**Task details**
When you give the entries again, keep every word as it stands and drop the pictures.
----- Material supplied
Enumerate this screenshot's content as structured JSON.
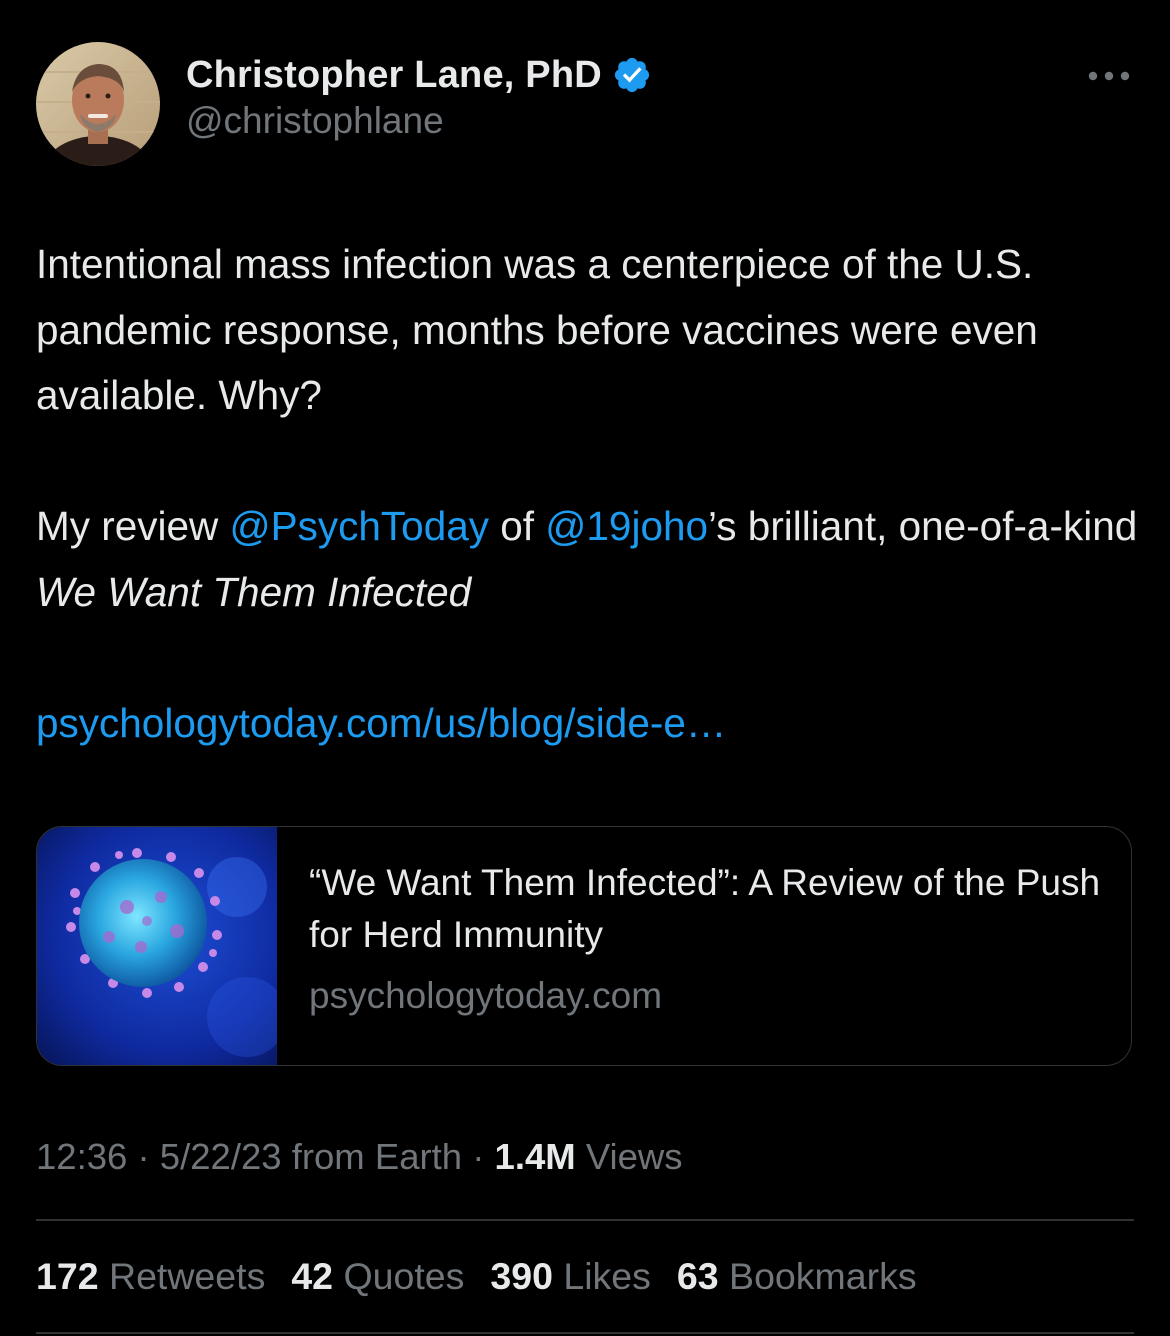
{
  "author": {
    "display_name": "Christopher Lane, PhD",
    "handle": "@christophlane",
    "verified": true,
    "avatar_icon": "profile-photo",
    "badge_color": "#1d9bf0"
  },
  "more_icon": "ellipsis-icon",
  "tweet": {
    "paragraph1": "Intentional mass infection was a centerpiece of the U.S. pandemic response, months before vaccines were even available. Why?",
    "p2_part1": "My review ",
    "mention1": "@PsychToday",
    "p2_part2": " of ",
    "mention2": "@19joho",
    "p2_part3": "’s brilliant, one-of-a-kind ",
    "book_title": "We Want Them Infected",
    "link": "psychologytoday.com/us/blog/side-e…"
  },
  "card": {
    "image_icon": "virus-image",
    "title": "“We Want Them Infected”: A Review of the Push for Herd Immunity",
    "domain": "psychologytoday.com"
  },
  "meta": {
    "time": "12:36",
    "sep1": " · ",
    "date": "5/22/23",
    "source": " from Earth",
    "sep2": " · ",
    "views_count": "1.4M",
    "views_label": " Views"
  },
  "stats": [
    {
      "count": "172",
      "label": " Retweets"
    },
    {
      "count": "42",
      "label": " Quotes"
    },
    {
      "count": "390",
      "label": " Likes"
    },
    {
      "count": "63",
      "label": " Bookmarks"
    }
  ],
  "colors": {
    "background": "#000000",
    "text": "#e7e9ea",
    "secondary": "#71767b",
    "accent": "#1d9bf0",
    "divider": "#2f3336"
  }
}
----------
**Output below**
Enumerate this screenshot's content as structured JSON.
{
  "author": {
    "display_name": "Christopher Lane, PhD",
    "handle": "@christophlane",
    "verified": true,
    "avatar_icon": "profile-photo",
    "badge_color": "#1d9bf0"
  },
  "more_icon": "ellipsis-icon",
  "tweet": {
    "paragraph1": "Intentional mass infection was a centerpiece of the U.S. pandemic response, months before vaccines were even available. Why?",
    "p2_part1": "My review ",
    "mention1": "@PsychToday",
    "p2_part2": " of ",
    "mention2": "@19joho",
    "p2_part3": "’s brilliant, one-of-a-kind ",
    "book_title": "We Want Them Infected",
    "link": "psychologytoday.com/us/blog/side-e…"
  },
  "card": {
    "image_icon": "virus-image",
    "title": "“We Want Them Infected”: A Review of the Push for Herd Immunity",
    "domain": "psychologytoday.com"
  },
  "meta": {
    "time": "12:36",
    "sep1": " · ",
    "date": "5/22/23",
    "source": " from Earth",
    "sep2": " · ",
    "views_count": "1.4M",
    "views_label": " Views"
  },
  "stats": [
    {
      "count": "172",
      "label": " Retweets"
    },
    {
      "count": "42",
      "label": " Quotes"
    },
    {
      "count": "390",
      "label": " Likes"
    },
    {
      "count": "63",
      "label": " Bookmarks"
    }
  ],
  "colors": {
    "background": "#000000",
    "text": "#e7e9ea",
    "secondary": "#71767b",
    "accent": "#1d9bf0",
    "divider": "#2f3336"
  }
}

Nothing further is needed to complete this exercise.